Every line of the entries with the word "title" in it should be shown.

Top of Data extract

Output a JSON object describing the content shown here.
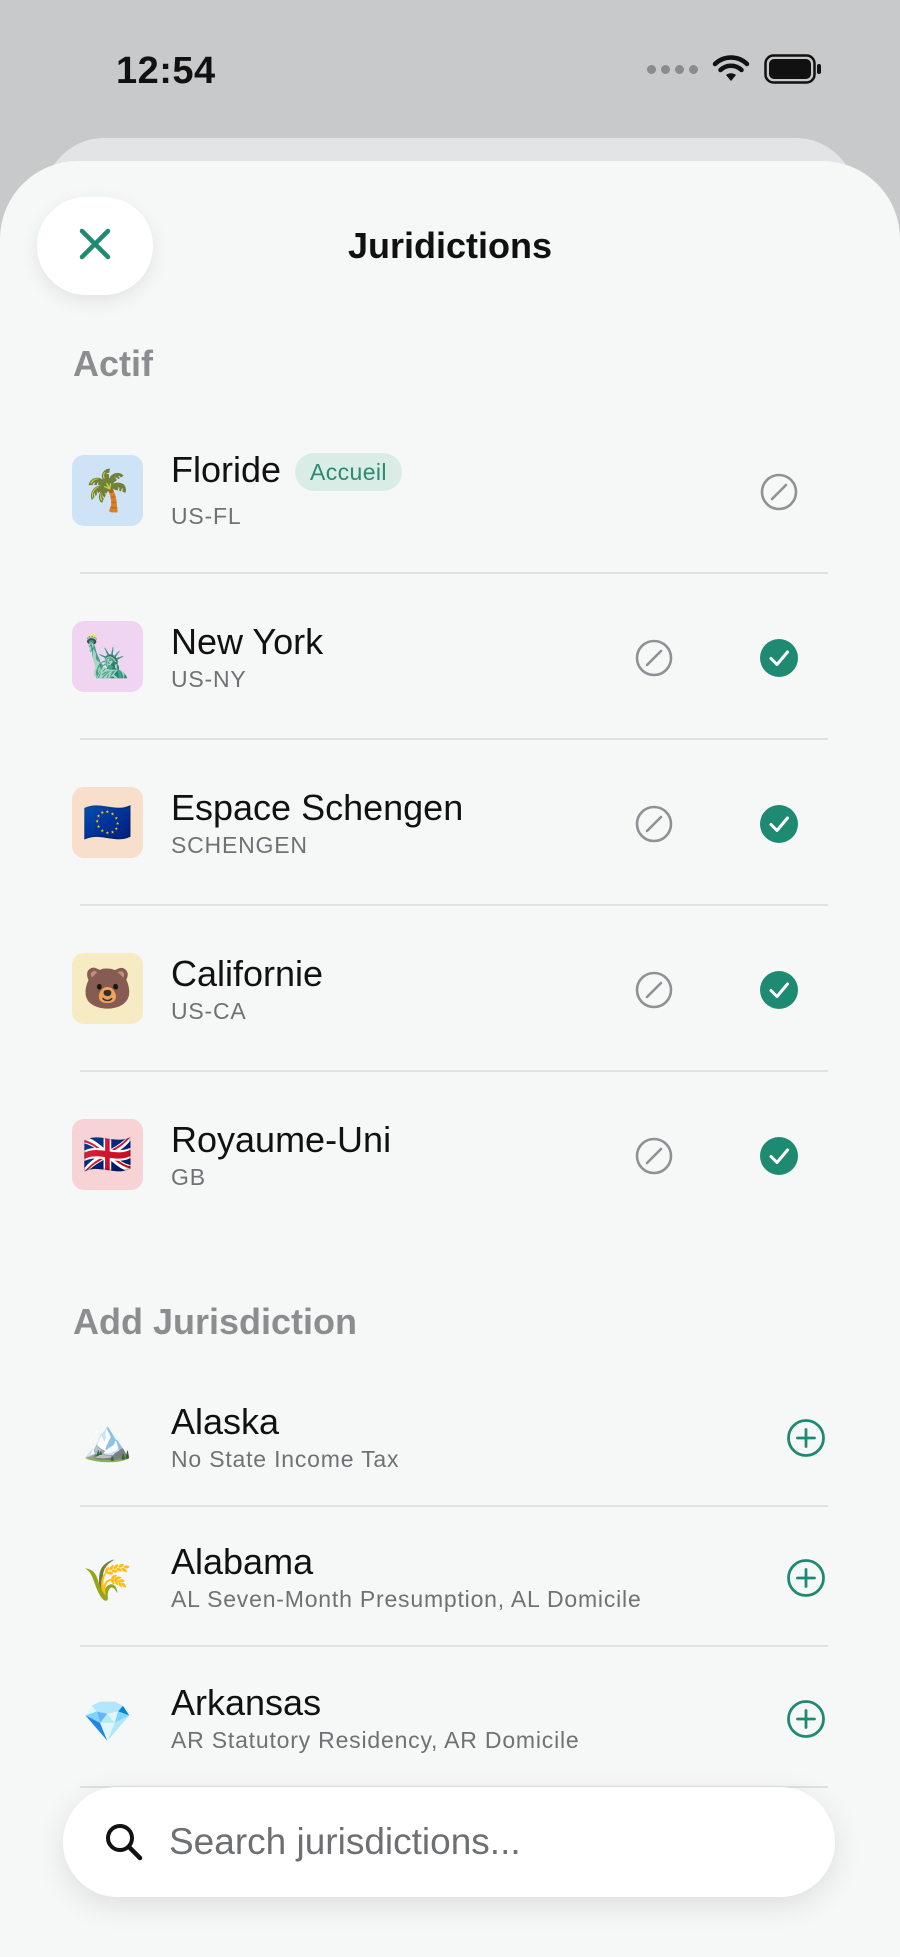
{
  "status_bar": {
    "time": "12:54"
  },
  "header": {
    "title": "Juridictions",
    "close_icon": "close-icon"
  },
  "colors": {
    "accent": "#1f8a72",
    "muted": "#8b8d8f",
    "badge_bg": "#d9ece6"
  },
  "active_section": {
    "heading": "Actif",
    "items": [
      {
        "name": "Floride",
        "code": "US-FL",
        "emoji": "🌴",
        "icon_bg": "#cfe3f7",
        "badge": "Accueil",
        "checked": false
      },
      {
        "name": "New York",
        "code": "US-NY",
        "emoji": "🗽",
        "icon_bg": "#efd5f1",
        "checked": true
      },
      {
        "name": "Espace Schengen",
        "code": "SCHENGEN",
        "emoji": "🇪🇺",
        "icon_bg": "#f8dfcb",
        "checked": true
      },
      {
        "name": "Californie",
        "code": "US-CA",
        "emoji": "🐻",
        "icon_bg": "#f7ebc3",
        "checked": true
      },
      {
        "name": "Royaume-Uni",
        "code": "GB",
        "emoji": "🇬🇧",
        "icon_bg": "#f7d3d6",
        "checked": true
      }
    ]
  },
  "add_section": {
    "heading": "Add Jurisdiction",
    "items": [
      {
        "name": "Alaska",
        "detail": "No State Income Tax",
        "emoji": "🏔️"
      },
      {
        "name": "Alabama",
        "detail": "AL Seven-Month Presumption, AL Domicile",
        "emoji": "🌾"
      },
      {
        "name": "Arkansas",
        "detail": "AR Statutory Residency, AR Domicile",
        "emoji": "💎"
      }
    ]
  },
  "search": {
    "placeholder": "Search jurisdictions..."
  }
}
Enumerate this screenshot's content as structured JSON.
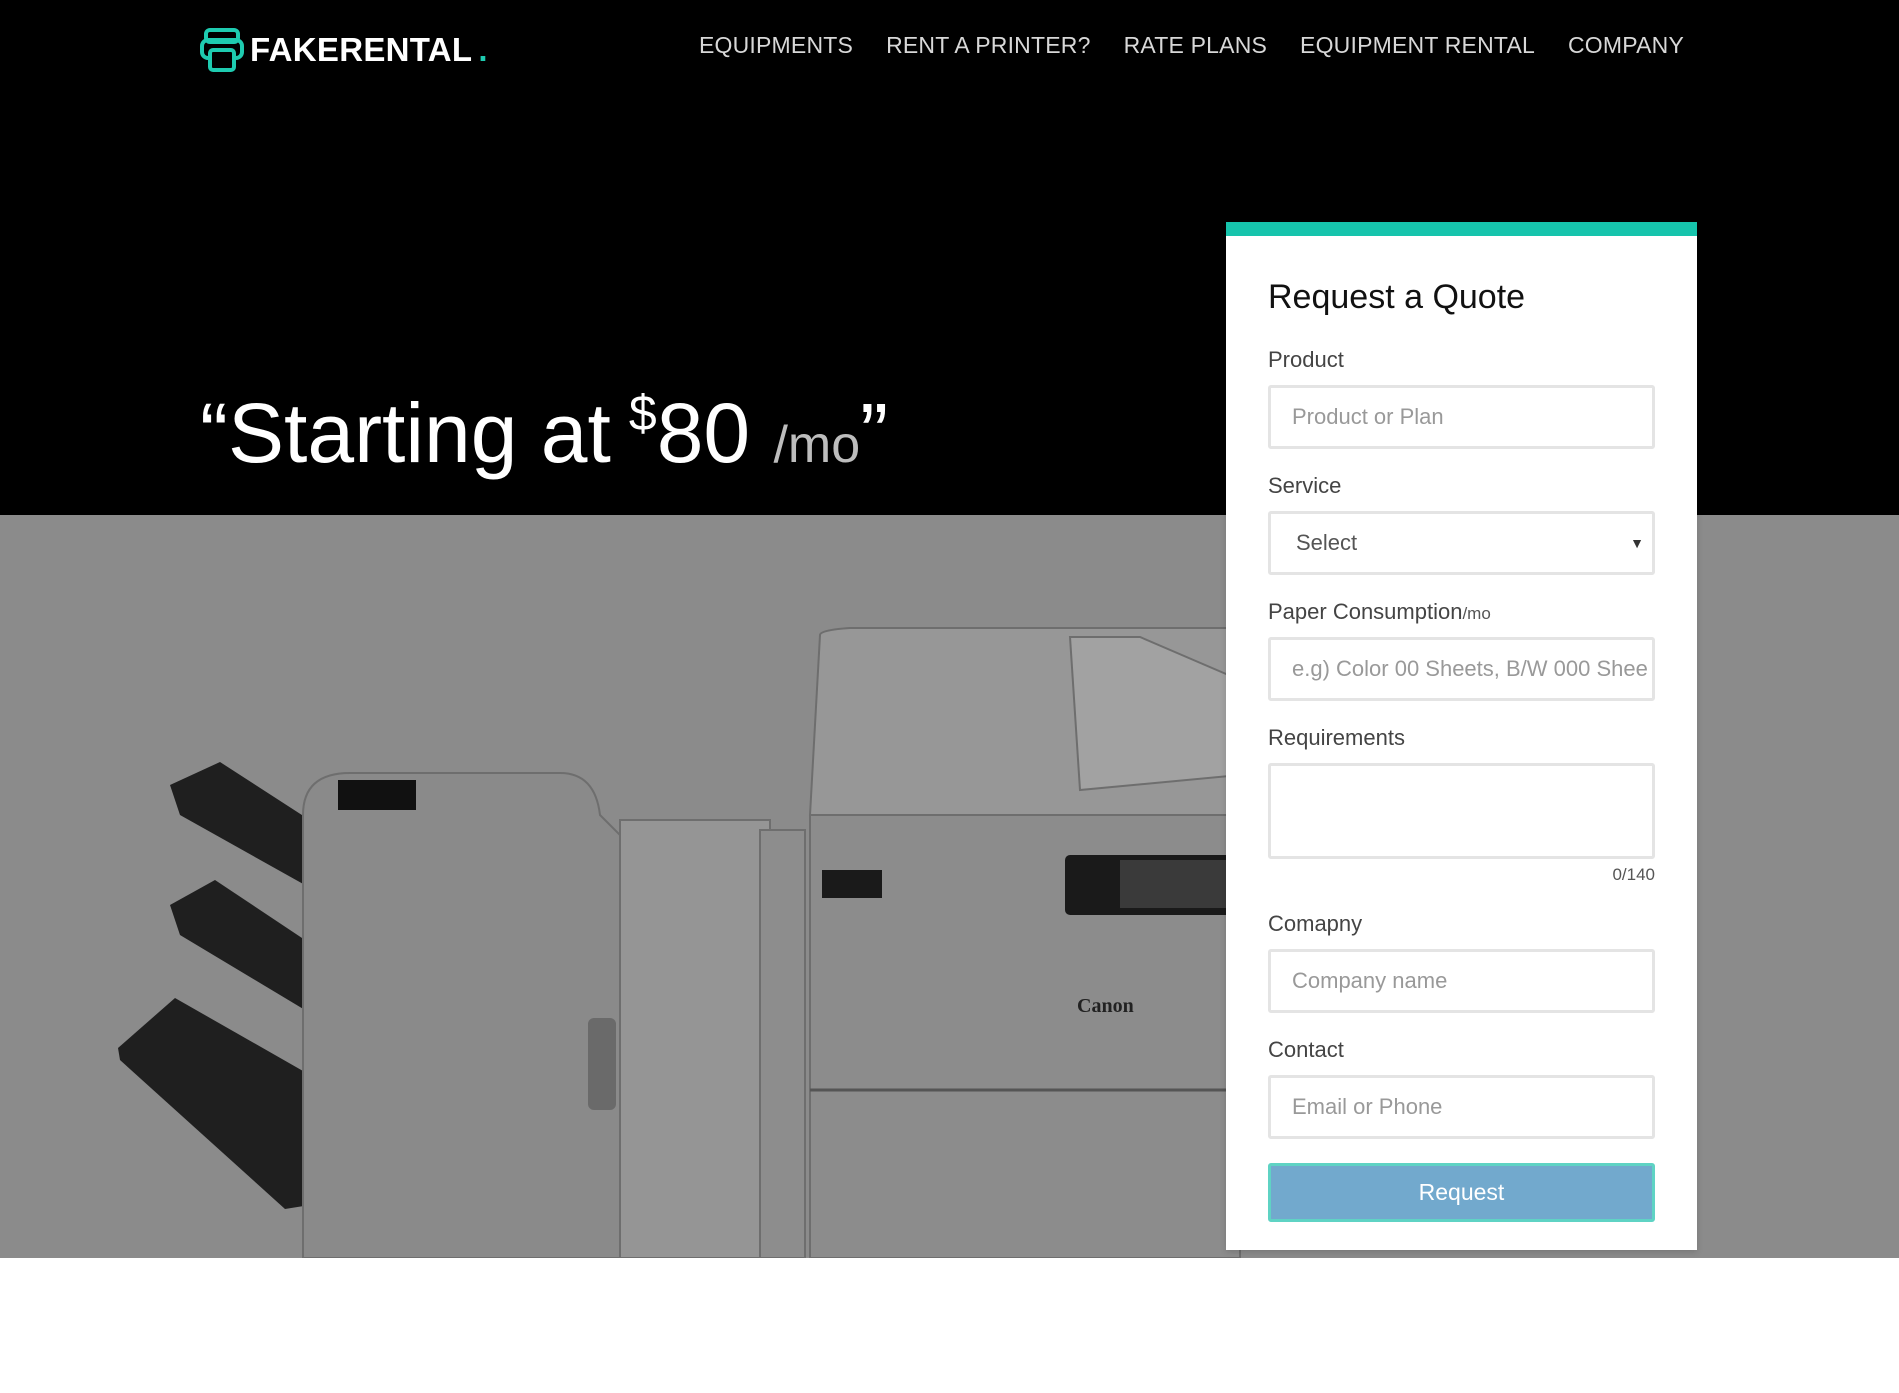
{
  "brand": {
    "name": "FAKERENTAL",
    "dot": ".",
    "accent": "#1ecbb0"
  },
  "nav": {
    "items": [
      {
        "label": "EQUIPMENTS"
      },
      {
        "label": "RENT A PRINTER?"
      },
      {
        "label": "RATE PLANS"
      },
      {
        "label": "EQUIPMENT RENTAL"
      },
      {
        "label": "COMPANY"
      }
    ]
  },
  "hero": {
    "open_quote": "“",
    "text": "Starting at",
    "currency": "$",
    "price": "80",
    "unit": "/mo",
    "close_quote": "”",
    "printer_brand": "Canon"
  },
  "form": {
    "title": "Request a Quote",
    "product": {
      "label": "Product",
      "placeholder": "Product or Plan",
      "value": ""
    },
    "service": {
      "label": "Service",
      "value": "Select"
    },
    "paper": {
      "label": "Paper Consumption",
      "label_suffix": "/mo",
      "placeholder": "e.g) Color 00 Sheets, B/W 000 Shee",
      "value": ""
    },
    "requirements": {
      "label": "Requirements",
      "value": "",
      "counter": "0/140"
    },
    "company": {
      "label": "Comapny",
      "placeholder": "Company name",
      "value": ""
    },
    "contact": {
      "label": "Contact",
      "placeholder": "Email or Phone",
      "value": ""
    },
    "submit_label": "Request",
    "colors": {
      "top_border": "#16c4ac",
      "button": "#72a9cd",
      "button_border": "#5fd3c4"
    }
  }
}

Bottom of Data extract

Answer section:
    "title": "Juridictions",
    "title": "Request a Quote",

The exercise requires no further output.